Home Dog Training How to Stop a Dog from Digging

How to Stop a Dog from Digging

There are a number of unwanted behaviors that your dog may exhibit, and digging may be one of the most annoying. You may not even realize that your dog has a digging habit until you twist your ankle by stepping in one of his holes. Digging is a very natural behavior, so learning how to stop a dog from digging will take patience and determination.

The Guide on How to Stop a Dog from Digging (with explainer video)Wild canines dig dens for shelter. Underground dens protect wild dogs from extreme temperatures and predators. They offer a safe place to give birth and for their offspring to grow. This natural desire to have a den has been passed down to our domesticated canine companions as well.

Dogs may also dig holes to bury their possessions, escape an enclosure or because of overwhelming stress and anxiety. Of course, digging is also fun. Your pooch may enjoy digging holes to keep himself entertained when he's bored or just to have a good time while he's out playing in the yard.

But, you probably don't want holes dug all through your yard. You need to learn how to stop a dog from digging before your Fido ruins your yard.

RECOMMENDED: Why Your Dog Digs and How To Stop This Behavior

How to Stop a Dog from Digging

How To Stop A Dog From DiggingIn order to learn how to stop a dog from digging, you have to figure out the root cause of the digging. Once you figure out why your dog is digging, you can fix the problem. If you're having trouble figuring it out, try observing your dog closely for the next few days. You're sure to figure it out by watching his pattern of behavior.

If your dog is digging to escape extreme temperatures, help him cope without needing to dig. If it's extremely cold, your dog won't be able to dig through the frozen ground. However, many dog dig a cool den when the mercury rises.

How To Stop A Dog From DiggingIf this is the case for your Fido, provide him with a cooling vest, swimming pool or another way to beat the heat. You also need to be sure that your dog has access to shade and plenty of fresh drinking water.

If your dog is a hoarder, you'll need to stop him from burying anything he feels is his possession. When you let your dog outside, make sure that he doesn't bring toys, chews or bones with him. If your dog has a doggy door or other access to get outside whenever he wants, you'll have to come up with a way to keep him from bringing any goodies outside.

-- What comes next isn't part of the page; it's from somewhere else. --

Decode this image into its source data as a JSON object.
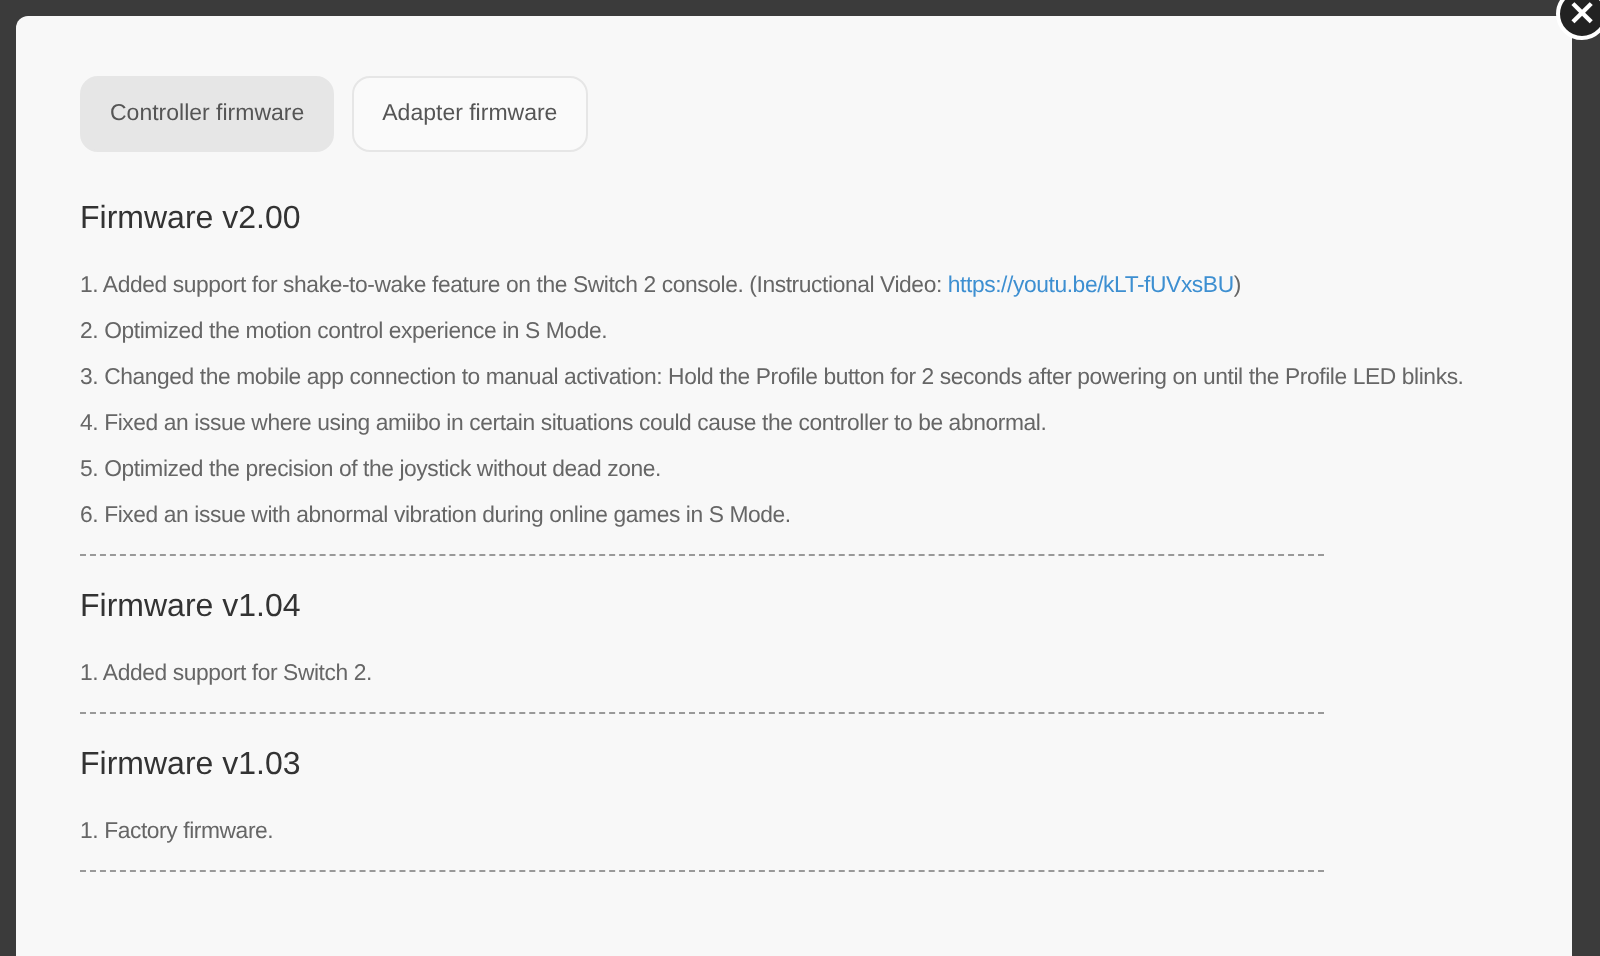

Perhaps your dog is just looking for a den. You need to provide your pooch with a ‘den' inside your home. The easiest way to do this is by getting him a comfortable crate.

How To Stop A Dog From DiggingIn my video guide above, you will see our Labrador has a crate set up in our living room. She doesn't need to be contained in the crate while we're away. We simply keep it up to give her a place to rest where she feels safe and comfortable.

Some dogs dig because they are trying to escape an enclosure or simply out of habit. If this is why your dog is digging, you'll need to train him to stop.

When learning how to stop a dog from digging, this is the most difficult part. Training a dog to stop digging will require time and lots of patience. You will need to be watching your dog constantly when he is outside, so you can redirect him whenever he begins to dig.

While you're watching your dog, look for any signs of stress. Maybe there is something in your home or yard that your dog is trying to get away from. Your pooch may be stressed or suffering from anxiety. If you can remove the problem, do it. If not, you may need to seek the help of a professional dog trainer.

At the very least, a professional trainer will help you discover the underlying cause of the digging. They should also be able to assist you in making environmental changes or training your dog to help put an end to his digging behavior.

READ NEXT: How to Stop a Dog From Pooping in a Crate

Samantha’s biggest passion in life is spending time with her Boxer dogs. After she rescued her first Boxer in 2004, Samantha fell in love with the breed and has continued to rescue three other Boxers since then. She enjoys hiking and swimming with her Boxers, Maddie and Chloe.